I KNEW... JUST KNEW... THAT REINDEER / CARIBOUS ARE THE RIGHT CREATURES TO INSPIRE DARTMOUTH'S NEW MASCOT AND IMMERSION -- ACADEMICALLY AND SOCIALLY -- INTO DEVELOPING A NEW CAMPUS AND COMMUNITY CULTURE THAT IS POSITIVE, FUN, YET IMPORTANT TO A NORTHERN WORLD SOCIETY. 
 
Rudolph is NO PART of this proposed mascot!
Santa's Rudolph is a fiction...  Dartmouth's Reindeer are reality.
 
Imagine.  The answer to the mascot question was already on campus; truly a diamond under Dartmouth's feet as many eyes scanned horizons for another gem.
 
And, if this magnificent creature
has been previously considered and discarded,

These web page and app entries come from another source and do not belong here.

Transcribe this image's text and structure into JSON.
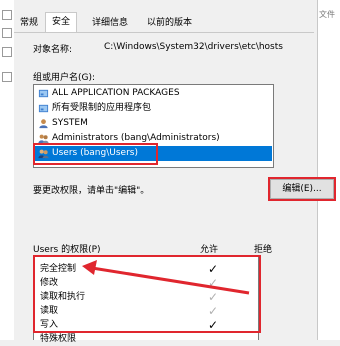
{
  "background_window": {
    "right_label": "文件"
  },
  "tabs": [
    {
      "label": "常规",
      "active": false
    },
    {
      "label": "安全",
      "active": true
    },
    {
      "label": "详细信息",
      "active": false
    },
    {
      "label": "以前的版本",
      "active": false
    }
  ],
  "object_name": {
    "label": "对象名称:",
    "value": "C:\\Windows\\System32\\drivers\\etc\\hosts"
  },
  "groups": {
    "label": "组或用户名(G):",
    "items": [
      {
        "icon": "group-icon",
        "label": "ALL APPLICATION PACKAGES",
        "selected": false
      },
      {
        "icon": "group-icon",
        "label": "所有受限制的应用程序包",
        "selected": false
      },
      {
        "icon": "user-icon",
        "label": "SYSTEM",
        "selected": false
      },
      {
        "icon": "group-icon",
        "label": "Administrators (bang\\Administrators)",
        "selected": false
      },
      {
        "icon": "group-icon",
        "label": "Users (bang\\Users)",
        "selected": true
      }
    ]
  },
  "change_hint": "要更改权限，请单击\"编辑\"。",
  "edit_button": {
    "label": "编辑(E)..."
  },
  "permissions": {
    "header": "Users 的权限(P)",
    "allow_label": "允许",
    "deny_label": "拒绝",
    "rows": [
      {
        "name": "完全控制",
        "allow": "✓",
        "allow_state": "enabled"
      },
      {
        "name": "修改",
        "allow": "✓",
        "allow_state": "disabled"
      },
      {
        "name": "读取和执行",
        "allow": "✓",
        "allow_state": "disabled"
      },
      {
        "name": "读取",
        "allow": "✓",
        "allow_state": "disabled"
      },
      {
        "name": "写入",
        "allow": "✓",
        "allow_state": "enabled"
      },
      {
        "name": "特殊权限",
        "allow": "",
        "allow_state": "none"
      }
    ]
  },
  "colors": {
    "accent": "#0078d7",
    "annotation": "#e0262e",
    "disabled_check": "#b0b0b0"
  }
}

it's time for dumpster diving to retrieve Dartmouth's future!